- [TASK BRIEF] Where the word "screenshot" occurs in a line of the listing, please copy the line.

- [RECORDS SUPPLIED]
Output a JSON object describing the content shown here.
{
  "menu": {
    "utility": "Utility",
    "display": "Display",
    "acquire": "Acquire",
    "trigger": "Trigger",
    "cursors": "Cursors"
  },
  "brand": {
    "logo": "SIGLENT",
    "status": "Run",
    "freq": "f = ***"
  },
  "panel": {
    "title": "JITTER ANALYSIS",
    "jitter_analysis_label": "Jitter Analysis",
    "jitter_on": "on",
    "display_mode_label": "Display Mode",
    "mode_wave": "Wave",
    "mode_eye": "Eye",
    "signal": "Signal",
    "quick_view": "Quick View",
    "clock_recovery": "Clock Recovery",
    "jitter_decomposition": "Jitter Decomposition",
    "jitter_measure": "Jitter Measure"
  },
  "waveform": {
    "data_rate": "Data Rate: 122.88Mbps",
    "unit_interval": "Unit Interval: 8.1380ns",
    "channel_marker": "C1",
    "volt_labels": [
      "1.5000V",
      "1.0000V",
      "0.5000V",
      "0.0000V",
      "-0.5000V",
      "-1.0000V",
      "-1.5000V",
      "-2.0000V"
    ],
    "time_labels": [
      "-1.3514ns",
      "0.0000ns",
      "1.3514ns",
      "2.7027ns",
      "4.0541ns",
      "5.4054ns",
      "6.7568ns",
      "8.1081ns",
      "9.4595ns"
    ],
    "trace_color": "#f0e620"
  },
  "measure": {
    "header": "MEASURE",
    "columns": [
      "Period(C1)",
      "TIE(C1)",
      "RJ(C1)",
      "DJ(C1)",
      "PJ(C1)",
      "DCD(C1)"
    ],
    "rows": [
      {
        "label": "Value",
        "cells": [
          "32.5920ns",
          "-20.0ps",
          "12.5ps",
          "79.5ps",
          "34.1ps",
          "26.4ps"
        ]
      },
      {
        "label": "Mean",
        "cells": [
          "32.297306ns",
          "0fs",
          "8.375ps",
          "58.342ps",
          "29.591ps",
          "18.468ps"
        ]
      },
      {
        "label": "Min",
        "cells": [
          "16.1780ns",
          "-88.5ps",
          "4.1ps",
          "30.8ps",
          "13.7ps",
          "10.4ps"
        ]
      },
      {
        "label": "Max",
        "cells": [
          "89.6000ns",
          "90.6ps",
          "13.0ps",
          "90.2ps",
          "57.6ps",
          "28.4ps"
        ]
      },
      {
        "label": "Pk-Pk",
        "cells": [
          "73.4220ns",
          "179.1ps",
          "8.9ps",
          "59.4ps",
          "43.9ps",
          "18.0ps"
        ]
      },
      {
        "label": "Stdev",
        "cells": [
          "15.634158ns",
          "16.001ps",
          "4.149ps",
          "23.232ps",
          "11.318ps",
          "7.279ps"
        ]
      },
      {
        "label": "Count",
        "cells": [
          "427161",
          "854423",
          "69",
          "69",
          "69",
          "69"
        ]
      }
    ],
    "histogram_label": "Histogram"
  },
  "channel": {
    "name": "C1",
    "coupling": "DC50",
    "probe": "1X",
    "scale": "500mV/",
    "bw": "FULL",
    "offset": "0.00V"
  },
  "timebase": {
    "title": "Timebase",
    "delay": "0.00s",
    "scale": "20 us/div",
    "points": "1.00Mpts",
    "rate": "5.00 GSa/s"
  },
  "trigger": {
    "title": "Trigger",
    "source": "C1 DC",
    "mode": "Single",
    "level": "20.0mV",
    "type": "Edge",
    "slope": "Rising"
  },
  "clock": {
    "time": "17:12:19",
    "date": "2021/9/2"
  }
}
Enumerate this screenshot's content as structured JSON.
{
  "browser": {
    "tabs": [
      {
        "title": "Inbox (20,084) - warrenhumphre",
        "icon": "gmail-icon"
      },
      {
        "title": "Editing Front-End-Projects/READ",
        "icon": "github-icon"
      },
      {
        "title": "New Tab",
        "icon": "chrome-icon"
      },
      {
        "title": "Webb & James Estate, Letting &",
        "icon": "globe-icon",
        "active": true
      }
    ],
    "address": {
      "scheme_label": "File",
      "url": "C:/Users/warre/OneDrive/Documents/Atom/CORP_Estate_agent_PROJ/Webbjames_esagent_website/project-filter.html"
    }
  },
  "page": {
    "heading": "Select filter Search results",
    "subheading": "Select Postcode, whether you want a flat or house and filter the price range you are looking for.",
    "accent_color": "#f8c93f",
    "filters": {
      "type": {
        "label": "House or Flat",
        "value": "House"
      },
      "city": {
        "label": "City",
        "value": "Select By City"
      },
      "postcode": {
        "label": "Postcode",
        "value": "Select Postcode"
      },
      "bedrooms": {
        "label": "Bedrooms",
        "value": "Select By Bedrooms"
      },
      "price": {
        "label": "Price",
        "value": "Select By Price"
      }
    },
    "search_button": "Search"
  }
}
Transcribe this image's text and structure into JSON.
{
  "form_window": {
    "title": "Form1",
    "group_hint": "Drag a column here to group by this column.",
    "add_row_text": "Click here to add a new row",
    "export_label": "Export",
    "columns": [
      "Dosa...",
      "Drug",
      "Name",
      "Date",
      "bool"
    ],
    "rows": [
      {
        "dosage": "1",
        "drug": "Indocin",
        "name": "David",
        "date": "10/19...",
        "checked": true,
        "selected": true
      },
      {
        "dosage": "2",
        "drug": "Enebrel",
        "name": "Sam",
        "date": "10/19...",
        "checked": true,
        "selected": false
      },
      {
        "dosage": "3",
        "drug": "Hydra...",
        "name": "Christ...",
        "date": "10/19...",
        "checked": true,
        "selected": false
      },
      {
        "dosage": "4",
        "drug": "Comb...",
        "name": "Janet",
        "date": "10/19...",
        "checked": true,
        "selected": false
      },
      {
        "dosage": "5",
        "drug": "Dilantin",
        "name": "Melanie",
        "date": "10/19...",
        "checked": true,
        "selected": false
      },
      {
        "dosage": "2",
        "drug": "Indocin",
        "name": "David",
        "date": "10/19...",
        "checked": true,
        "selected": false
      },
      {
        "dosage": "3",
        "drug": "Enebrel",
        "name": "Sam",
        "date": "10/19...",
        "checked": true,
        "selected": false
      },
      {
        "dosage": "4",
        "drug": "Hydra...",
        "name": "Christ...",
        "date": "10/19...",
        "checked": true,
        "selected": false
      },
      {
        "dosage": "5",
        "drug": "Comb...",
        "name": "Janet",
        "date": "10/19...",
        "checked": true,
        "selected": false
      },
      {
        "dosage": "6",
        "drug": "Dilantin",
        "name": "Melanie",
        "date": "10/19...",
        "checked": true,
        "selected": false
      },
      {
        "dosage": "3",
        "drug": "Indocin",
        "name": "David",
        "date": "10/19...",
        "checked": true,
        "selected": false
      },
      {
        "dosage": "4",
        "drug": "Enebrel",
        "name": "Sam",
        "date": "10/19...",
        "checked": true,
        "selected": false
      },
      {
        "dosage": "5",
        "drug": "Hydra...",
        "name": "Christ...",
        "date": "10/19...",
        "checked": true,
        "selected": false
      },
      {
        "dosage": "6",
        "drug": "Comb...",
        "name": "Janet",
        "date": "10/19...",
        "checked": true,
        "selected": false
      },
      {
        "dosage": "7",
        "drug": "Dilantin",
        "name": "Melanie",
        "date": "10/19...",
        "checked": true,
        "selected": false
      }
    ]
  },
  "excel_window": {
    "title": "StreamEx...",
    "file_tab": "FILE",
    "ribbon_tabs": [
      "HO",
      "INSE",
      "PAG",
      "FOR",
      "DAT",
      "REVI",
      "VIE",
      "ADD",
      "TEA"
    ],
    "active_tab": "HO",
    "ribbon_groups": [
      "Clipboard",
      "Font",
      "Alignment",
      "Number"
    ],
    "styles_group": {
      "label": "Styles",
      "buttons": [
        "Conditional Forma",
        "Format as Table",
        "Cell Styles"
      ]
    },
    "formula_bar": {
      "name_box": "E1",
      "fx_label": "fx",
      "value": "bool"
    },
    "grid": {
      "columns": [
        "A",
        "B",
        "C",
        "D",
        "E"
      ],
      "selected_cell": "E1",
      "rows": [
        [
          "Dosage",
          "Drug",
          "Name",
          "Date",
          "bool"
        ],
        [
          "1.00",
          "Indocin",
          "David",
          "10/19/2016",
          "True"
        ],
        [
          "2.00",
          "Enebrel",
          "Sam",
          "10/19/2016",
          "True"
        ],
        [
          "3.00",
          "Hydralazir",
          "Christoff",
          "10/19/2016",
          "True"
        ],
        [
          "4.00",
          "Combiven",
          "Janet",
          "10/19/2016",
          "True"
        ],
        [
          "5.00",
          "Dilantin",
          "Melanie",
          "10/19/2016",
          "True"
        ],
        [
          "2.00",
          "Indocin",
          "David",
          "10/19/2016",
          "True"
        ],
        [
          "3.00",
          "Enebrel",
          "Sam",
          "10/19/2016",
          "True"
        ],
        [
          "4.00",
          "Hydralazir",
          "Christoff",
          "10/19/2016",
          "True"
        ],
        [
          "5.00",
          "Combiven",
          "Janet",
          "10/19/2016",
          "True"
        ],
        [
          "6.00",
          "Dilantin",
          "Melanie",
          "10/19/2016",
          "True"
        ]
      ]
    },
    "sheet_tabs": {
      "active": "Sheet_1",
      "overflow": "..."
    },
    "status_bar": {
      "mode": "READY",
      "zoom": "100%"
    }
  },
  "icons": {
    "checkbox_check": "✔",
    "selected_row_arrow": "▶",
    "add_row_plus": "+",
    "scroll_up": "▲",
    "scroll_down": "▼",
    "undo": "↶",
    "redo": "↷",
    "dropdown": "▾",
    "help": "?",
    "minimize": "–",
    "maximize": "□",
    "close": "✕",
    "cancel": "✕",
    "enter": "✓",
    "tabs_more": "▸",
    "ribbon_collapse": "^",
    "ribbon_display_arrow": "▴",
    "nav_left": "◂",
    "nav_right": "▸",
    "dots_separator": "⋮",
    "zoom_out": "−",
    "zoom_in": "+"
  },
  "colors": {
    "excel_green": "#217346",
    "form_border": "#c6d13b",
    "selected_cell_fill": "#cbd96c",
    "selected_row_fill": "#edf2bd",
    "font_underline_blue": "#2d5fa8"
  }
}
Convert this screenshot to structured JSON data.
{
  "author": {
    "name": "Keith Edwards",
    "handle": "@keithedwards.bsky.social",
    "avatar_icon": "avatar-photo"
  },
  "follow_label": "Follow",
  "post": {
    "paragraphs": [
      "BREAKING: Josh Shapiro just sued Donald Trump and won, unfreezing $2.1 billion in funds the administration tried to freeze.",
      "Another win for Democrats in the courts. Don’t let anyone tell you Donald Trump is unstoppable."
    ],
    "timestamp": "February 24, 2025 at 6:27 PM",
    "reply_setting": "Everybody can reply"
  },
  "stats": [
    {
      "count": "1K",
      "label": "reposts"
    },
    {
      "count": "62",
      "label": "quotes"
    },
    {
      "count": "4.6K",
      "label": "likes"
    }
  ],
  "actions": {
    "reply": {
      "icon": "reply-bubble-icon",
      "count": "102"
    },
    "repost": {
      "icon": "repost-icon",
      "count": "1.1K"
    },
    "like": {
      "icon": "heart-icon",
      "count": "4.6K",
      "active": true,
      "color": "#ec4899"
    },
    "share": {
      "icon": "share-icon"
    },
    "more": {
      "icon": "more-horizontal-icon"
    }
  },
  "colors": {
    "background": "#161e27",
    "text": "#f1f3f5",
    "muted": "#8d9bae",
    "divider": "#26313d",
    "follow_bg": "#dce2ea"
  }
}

- [EXERCISE SOLUTION]
Enumerate this screenshot's content as structured JSON.
Convert this screenshot to structured JSON data.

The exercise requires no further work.